This Emergency was Brought to You By No One

Recently the US underwent a test of the emergency broadcast system. It didn’t go so well.

The long, monotone tests from my childhood have been replaced by short, bursting digital tones meant to jolt us out of our fantasy leagues or cat videos, but they still pack the punch of uncertainty. While the worries of my childhood have been replaced by the worries of my adulthood, we haven’t really changed the way we approach a national warning system. We’ve chosen to apply an analog TV solution to a digital need.

We interrupt this program…

Believe it or not, once upon a time there were barely 13 channels on TV and a limited selection of things to watch. What’s more we were watching it all live as it was broadcast. Imagine having to explain the concept of live television to your 5 year old and you get the idea of where I’m headed. If an alert didn’t appear during the A-Team or Growing Pains, my family never knew.

Once VCRs came about, we could frighten ourselves the next day when the alert popped up, but that was just the beginning of the problem. Radio isn’t a panacea either since it suffers from an inability to rewind or record, which again wouldn’t help in an emergency.

With a very important message…

Gizmodo exposed the most gaping fault of this new/old alert system. It ignores social media and in doing so does a huge disservice to the country. In the 19 years since I hopped online I’ve felt more connected than ever before. I consume cloud services for my email and voicemail. I watch my videos and I manage my money online. I do everything on the Internet so when the next great disaster happens I’ll get a minimum of 3 notifications from Facebook alone.

But I’m not everyone. In fact, most of the world is walking around with the one device that was ignored during this test; the mobile phone. It comes with multiple ways to notify you, but the most basic is underused by authorities. Another recent shooting was handled far more adroitly this time around by using mobile texting. Sure, you can download an app for your phone to keep you informed, but you must remember to use it.

In the event of an emergency…

My crystal ball has been broken for some time now and I didn’t see the Internet coming. Neither did the EBS (Emergency Broadcasting System) and it must move quickly to address the needs of local communities or national efforts.

The Cloud is uniquely positioned to address this need. SMS gateways abound today and interfacing with them is as easy as ever. They can be integrated with applications built using PaaS (Platform as a Service) to provide a fast, elegant solution to the problem.

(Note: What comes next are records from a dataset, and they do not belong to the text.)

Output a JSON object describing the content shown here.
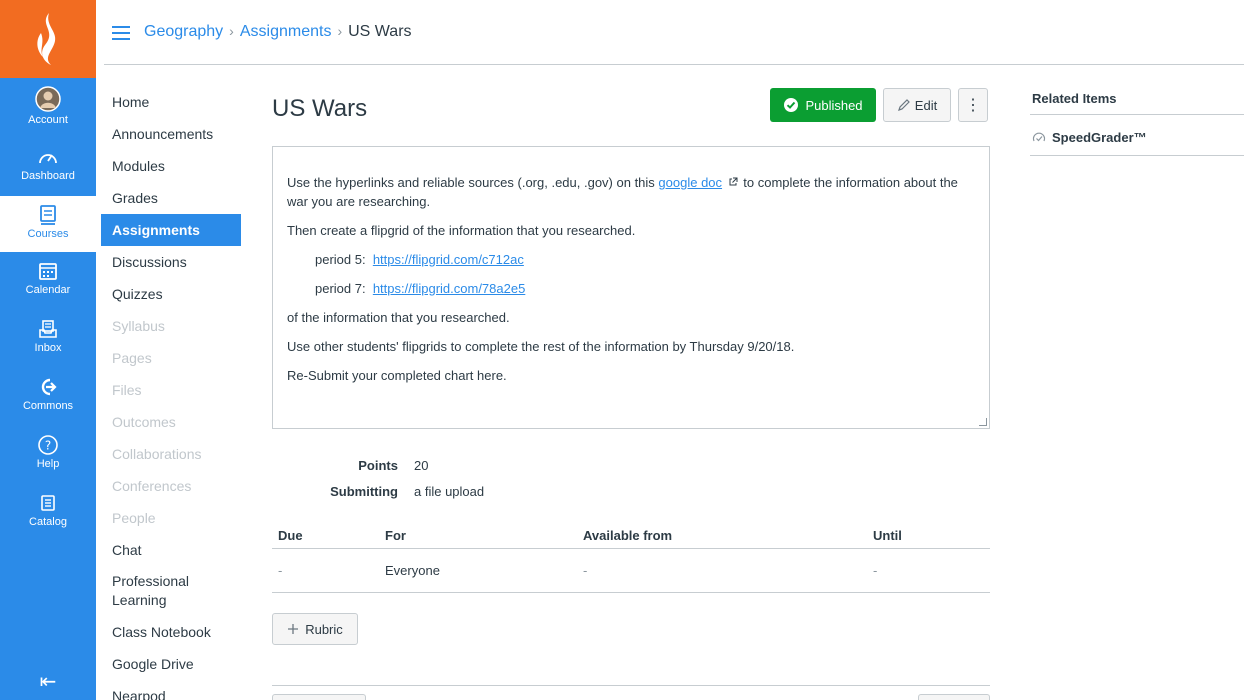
{
  "nav": {
    "items": [
      {
        "label": "Account",
        "icon": "account-avatar"
      },
      {
        "label": "Dashboard",
        "icon": "dashboard-icon"
      },
      {
        "label": "Courses",
        "icon": "courses-icon"
      },
      {
        "label": "Calendar",
        "icon": "calendar-icon"
      },
      {
        "label": "Inbox",
        "icon": "inbox-icon"
      },
      {
        "label": "Commons",
        "icon": "commons-icon"
      },
      {
        "label": "Help",
        "icon": "help-icon"
      },
      {
        "label": "Catalog",
        "icon": "catalog-icon"
      }
    ],
    "collapse_glyph": "⇤"
  },
  "breadcrumb": {
    "course": "Geography",
    "section": "Assignments",
    "current": "US Wars",
    "separator": "›"
  },
  "course_nav": {
    "home": "Home",
    "announcements": "Announcements",
    "modules": "Modules",
    "grades": "Grades",
    "assignments": "Assignments",
    "discussions": "Discussions",
    "quizzes": "Quizzes",
    "syllabus": "Syllabus",
    "pages": "Pages",
    "files": "Files",
    "outcomes": "Outcomes",
    "collaborations": "Collaborations",
    "conferences": "Conferences",
    "people": "People",
    "chat": "Chat",
    "professional_learning_1": "Professional",
    "professional_learning_2": "Learning",
    "class_notebook": "Class Notebook",
    "google_drive": "Google Drive",
    "nearpod": "Nearpod"
  },
  "assignment": {
    "title": "US Wars",
    "published_label": "Published",
    "edit_label": "Edit",
    "more_glyph": "⋮",
    "desc": {
      "p1_before": "Use the hyperlinks and reliable sources (.org, .edu, .gov) on this ",
      "p1_link": "google doc",
      "p1_after": " to complete the information about the war you are researching.",
      "p2": "Then create a flipgrid of the information that you researched.",
      "p3_label": "period 5:",
      "p3_link": "https://flipgrid.com/c712ac",
      "p4_label": "period 7:",
      "p4_link": "https://flipgrid.com/78a2e5",
      "p5": "of the information that you researched.",
      "p6": "Use other students' flipgrids to complete the rest of the information by Thursday  9/20/18.",
      "p7": "Re-Submit your completed chart here."
    },
    "points_label": "Points",
    "points_value": "20",
    "submitting_label": "Submitting",
    "submitting_value": "a file upload",
    "table": {
      "headers": {
        "due": "Due",
        "for": "For",
        "available": "Available from",
        "until": "Until"
      },
      "row": {
        "due": "-",
        "for": "Everyone",
        "available": "-",
        "until": "-"
      }
    },
    "rubric_label": "Rubric"
  },
  "related": {
    "heading": "Related Items",
    "speedgrader": "SpeedGrader™"
  },
  "colors": {
    "nav_blue": "#2b8be8",
    "brand_orange": "#f26c21",
    "published_green": "#0b9e32"
  }
}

Enterprising developers can produce mash-ups that insert emergency notifications into their applications where it makes sense. Imagine a Salesforce Automation application that warns your traveling sales associate to pull over for severe weather.

Consider a message popping up on your mobile while you shop your local home improvement store warning you to buy rock salt, all triggered by an alert from NOAA (National Oceanic and Atmospheric Administration).

At a minimum social networking services should hook into official warning systems and produce banners that trumpet important news.

Whether we’re talking Facebook, mobile apps, or streaming services like Netflix and Spotify, it’s obvious we need to address these new information streams. Companies that command a large number of eyeballs can use services that run in the Cloud on PaaS or SaaS and disseminate the message to a broader audience.

That way when the word is given the message will be received.

What are your thoughts? What role do you feel social media networks should play in an emergency? What is the best way to notify people of impending dangers? Also, how do we determine what is “an emergency” so that we don’t get so many messages that they lose their impact? We’d love to hear your thoughts and comments.
Jeff Morgan Lead Product Marketing Manager AT&T About Jeff